Over the last couple of years the developers of console-based systems have been releasing products that encourage movement during gaming, just look at many of the titles released for Wii and Xbox Kinect. The good news for parents of today’s digital kids is that innovative game developers are bringing movement-based gaming technology to mobile platforms. At CES we showcased FITFLAP developed by Breakfirst that does just this. The game uses the front camera of a mobile device to capture the motion of the player and use it as input to the game. In FITFLAP, players flap their arms to control the height of a bird flying through an obstacle course. Having tried it myself I can say its great fun and awesome exercise. This video shows it in action. It you want to try it for yourself the game is downloadable for free from Google Play.
Emerging 8K TV Ecosystem
Gordon Hands – President, MHL Consortium
February 26, 2016
At CES this past January, we saw what I believe were the first concrete signs of an 8K TV ecosystem. They included the demonstration of a number of production ready 8K TVs from companies such as Changhong, Hisense, LG, Samsung and others. At the MHL Consortium booth we were pleased to demonstrate the LG 8K SUPER UHD TV with video connectivity enabled by superMHL. You can check out a short video here. The industry’s drive to 8K is fueled by a desire to increase the immersive experience for viewers that is perhaps best articulated by Japanese broadcaster NHK. You can check out their roadmap here.

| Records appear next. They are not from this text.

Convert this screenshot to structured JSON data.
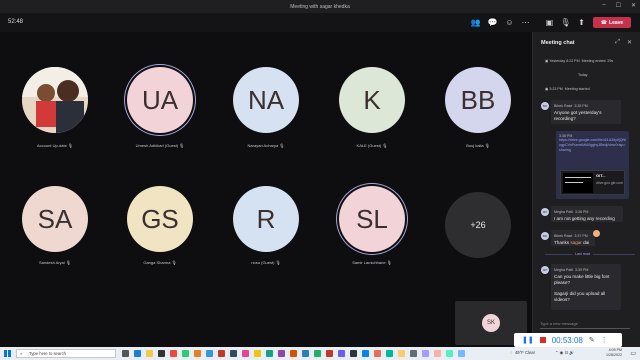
{
  "window": {
    "title": "Meeting with sagar khedka"
  },
  "meeting": {
    "timer": "52:48",
    "leave_label": "Leave"
  },
  "participants": [
    {
      "initials": "",
      "name": "Account Up-date",
      "color": "#f5e7ea",
      "photo": true,
      "speaking": false
    },
    {
      "initials": "UA",
      "name": "Umesh Adhikari (Guest)",
      "color": "#f2d3d8",
      "photo": false,
      "speaking": true
    },
    {
      "initials": "NA",
      "name": "Narayan Acharya",
      "color": "#d6e1f2",
      "photo": false,
      "speaking": false
    },
    {
      "initials": "K",
      "name": "KALE (Guest)",
      "color": "#dce7d8",
      "photo": false,
      "speaking": false
    },
    {
      "initials": "BB",
      "name": "Buuj kaila",
      "color": "#d4d6ee",
      "photo": false,
      "speaking": false
    },
    {
      "initials": "SA",
      "name": "Sandesh Aryal",
      "color": "#eed8cf",
      "photo": false,
      "speaking": false
    },
    {
      "initials": "GS",
      "name": "Ganga Sharma",
      "color": "#f0e4c3",
      "photo": false,
      "speaking": false
    },
    {
      "initials": "R",
      "name": "nosu (Guest)",
      "color": "#d5e2f1",
      "photo": false,
      "speaking": false
    },
    {
      "initials": "SL",
      "name": "Samir Lamichhane",
      "color": "#f2d3d8",
      "photo": false,
      "speaking": true
    }
  ],
  "overflow_label": "+26",
  "self_view": {
    "initials": "SK"
  },
  "chat": {
    "header": "Meeting chat",
    "meta1_time": "Yesterday 8:22 PM",
    "meta1_text": "Meeting ended: 29s",
    "day_label": "Today",
    "meta2_time": "3:23 PM",
    "meta2_text": "Meeting started",
    "msg1": {
      "initials": "BR",
      "author": "Bibek Rasé",
      "time": "3:35 PM",
      "text": "Anyone got yesterday's recording?"
    },
    "msg2": {
      "time": "3:36 PM",
      "link": "https://drive.google.com/file/d/1A38y9jQNiogpCVnPumeiMiA9gghy1Bedj/view?usp=sharing",
      "card_title": "GIT...",
      "card_source": "drive.goo gle.com"
    },
    "msg3": {
      "initials": "MP",
      "author": "Megha Patil",
      "time": "3:36 PM",
      "text": "I am not getting any recording"
    },
    "msg4": {
      "initials": "BR",
      "author": "Bibek Rasé",
      "time": "3:37 PM",
      "text_a": "Thanks ",
      "text_b": "sagar",
      "text_c": " dai"
    },
    "last_read": "Last read",
    "msg5": {
      "initials": "MP",
      "author": "Megha Patil",
      "time": "3:39 PM",
      "text": "Can you make little big font please?"
    },
    "msg6": {
      "text": "Sagarji did you upload all videos?"
    },
    "compose_placeholder": "Type a new message"
  },
  "recording": {
    "elapsed": "00:53:08"
  },
  "taskbar": {
    "search_placeholder": "Type here to search",
    "weather": "49°F  Clear",
    "time": "4:09 PM",
    "date": "1/28/2022"
  }
}
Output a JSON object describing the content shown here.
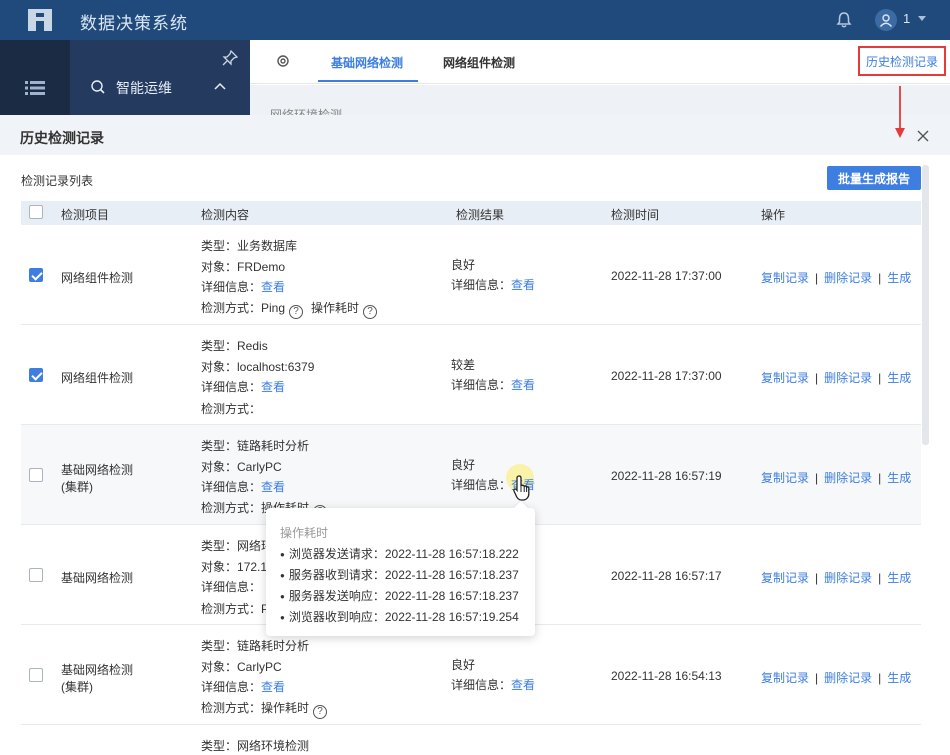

The immersive nature of a TV image is influenced by many variables including the screen resolution, the number of bits used to represent color, the color representation used and the frame rate. Perhaps most immediately noticeable is the resolution of the screen. By increasing the resolution of the screen, viewers can sit closer to the screen before they see the pixels. This leads to the screen occupying a larger amount of the viewer’s field of view. With 1080p (2K) displays, the optimum viewing distance is 3x the display height. At this distance the screen occupies 30 degrees of the viewer’s field of view. With 8K the optimal distance is reduced to 0.75 which represents 100 degrees of the viewer’s field of view.
I have been asked by many people about the timeframe for 8K TVs. For me the best way to think about this is to compare 8K with 4K. About six years ago we saw multiple manufacturers demonstrating their initial production-ready 4K TVs and the content was nonexistent. Today prices are close to $500 and consumers can choose from a variety of streaming and disk-based content. In much the same way I expect affordability of 8K TVs and availability of content to dramatically improve over the next few years.
The challenge for today’s digital video interface technologies is that they are already stretched to capacity by the requirements of 4K. To solve this problem the MHL Consortium developed the superMHL interface standard which was released in January 2015. By utilizing a connector engineered using today’s technology this standard has the capability to support the requirements of today’s 8K displays and has the capacity for expansion as display technology continues to evolve. Learn more at http://www.mhltech.org/technology.aspx